Type 2 diabetes is a disease characterized by high blood sugar levels. Although it is often treated only with medication taken by mouth, it sometimes requires treatment with insulin. There are two main types of insulin: human insulin and insulin analogues, which are bioengineered insulins that recently became available. One of the most commonly used human insulins is the intermediate acting Neutral Protamin Hagedorn insulin (NPH.) The long-acting analogues (which last about 24 hours) have a few advantages over older NPH, including once a day injections instead of twice a day, a lower risk of low blood sugar at night time, and less weight gain.
Long-acting analogues also bind to a receptor implicated in diabetic retinopathy, an eye complication of diabetes. The available evidence regarding these drugs and the risk of diabetic retinopathy is inconsistent. Some studies comparing insulin analogues to NPH found that this eye complication worsens in patients taking insulin analogues more often compared to patients taking NPH. Other studies did not, but they were done before the introduction of insulin degludec, the newest analogue. No study has looked specifically at whether the long-acting analogues, including degludec, increase the risk of new diabetic retinopathy among patients with type 2 diabetes. Given the potential of diabetic retinopathy to cause blindness, it is important to assess this potential side effect. In this study, we will compare the number of patients with type 2 diabetes who develop diabetic retinopathy while using an insulin analogue to that of patients taking NPH insulin.
Insulin analogues’ flat, long-acting profile and reduced hypoglycemia risk have made them popular choices as basal insulins for many patients with type 2 diabetes. Newer, longer acting and flatter insulins are being tested, and relatively recent additions to the market are the ultra-long-acting insulin analogues glargine 300U and degludec. Preclinical in vitro and in vivo studies have suggested that glargine increases the affinity of insulin-like growth factor 1 (IGF-1) receptors. Importantly, IGF-1 is implicated in the pathophysiology of diabetic retinopathy. Some registration studies inconsistently suggested that glargine might lead to greater progression of retinopathy compared to NPH insulin.

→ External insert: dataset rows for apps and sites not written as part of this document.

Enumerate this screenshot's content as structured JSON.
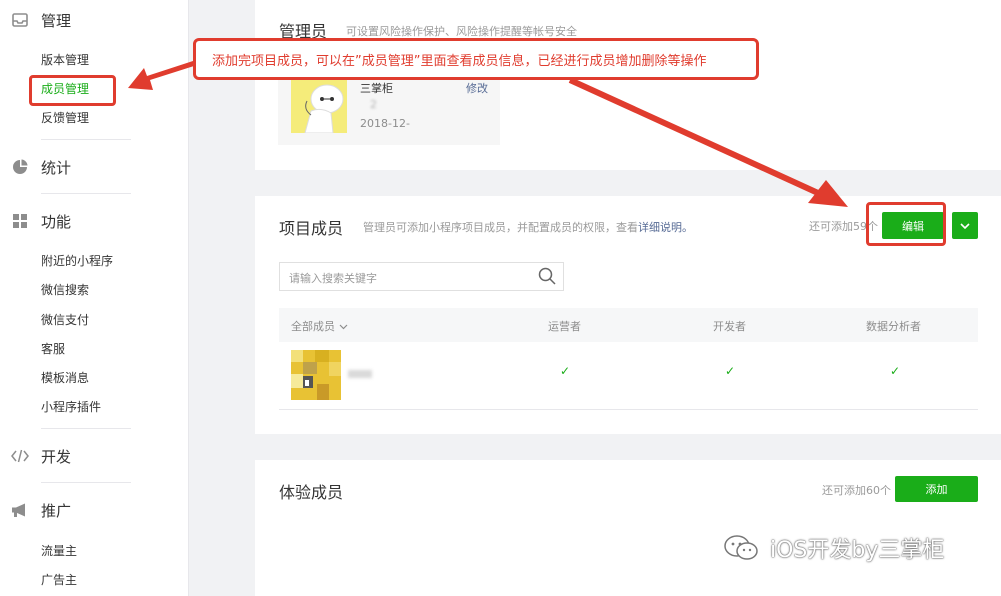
{
  "sidebar": {
    "groups": [
      {
        "label": "管理",
        "icon": "inbox-icon",
        "items": [
          "版本管理",
          "成员管理",
          "反馈管理"
        ]
      },
      {
        "label": "统计",
        "icon": "pie-chart-icon",
        "items": []
      },
      {
        "label": "功能",
        "icon": "grid-icon",
        "items": [
          "附近的小程序",
          "微信搜索",
          "微信支付",
          "客服",
          "模板消息",
          "小程序插件"
        ]
      },
      {
        "label": "开发",
        "icon": "code-icon",
        "items": []
      },
      {
        "label": "推广",
        "icon": "megaphone-icon",
        "items": [
          "流量主",
          "广告主"
        ]
      }
    ],
    "active_item": "成员管理"
  },
  "admin_section": {
    "title": "管理员",
    "hint": "可设置风险操作保护、风险操作提醒等帐号安全",
    "admin": {
      "name": "三掌柜",
      "id": "2",
      "date": "2018-12-",
      "edit_label": "修改"
    }
  },
  "members_section": {
    "title": "项目成员",
    "hint": "管理员可添加小程序项目成员，并配置成员的权限，查看",
    "hint_link": "详细说明。",
    "quota": "还可添加59个",
    "edit_label": "编辑",
    "search_placeholder": "请输入搜索关键字",
    "columns": [
      "全部成员",
      "运营者",
      "开发者",
      "数据分析者"
    ],
    "rows": [
      {
        "name": "",
        "operator": "✓",
        "developer": "✓",
        "analyst": "✓"
      }
    ]
  },
  "trial_section": {
    "title": "体验成员",
    "quota": "还可添加60个",
    "add_label": "添加"
  },
  "annotation": {
    "text": "添加完项目成员，可以在”成员管理”里面查看成员信息，已经进行成员增加删除等操作"
  },
  "watermark": {
    "text": "iOS开发by三掌柜"
  },
  "colors": {
    "accent": "#1aad19",
    "annotation": "#e03c2e",
    "link": "#576b95"
  }
}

In contrast, one randomized controlled trial found that glargine did not lead to increased progression of retinopathy than NPH over 5 years of follow-up. However, this non-inferiority trial examined glargine only, included some patients who did have non-proliferative retinopathy at baseline, and was not designed to determine if insulin glargine increased the risk of retinopathy progression or incidence.
Given the morbidity associated with diabetic retinopathy and its adverse impact on quality of life, it is important to further assess this potential adverse drug reaction in a real-world setting. Our study will assess the risk of incident diabetic retinopathy with the use of long- and ultralong-acting insulin analogues versus with the use of NPH insulin among patients with type 2 diabetes using the United Kingdom’s (UK) Clinical Practice Research Datalink (CPRD). The primary endpoint will be incident diabetic retinopathy, defined by a new diagnosis for either non-proliferative or proliferative diabetic retinopathy. We will use Cox proportional hazards models to compare event rates with the use of insulin analogues to those with the use of NPH insulin. Secondary analyses will examine if the risks differ by molecule, duration of use, sex, age, or prior history of other microvascular or macrovascular complications.
Health Outcomes to be Measured:
Incident diabetic retinopathy
Incident non-proliferative diabetic retinopathy
Incident proliferative diabetic retinopathy
HES Admitted Patient Care;ONS Death Registration Data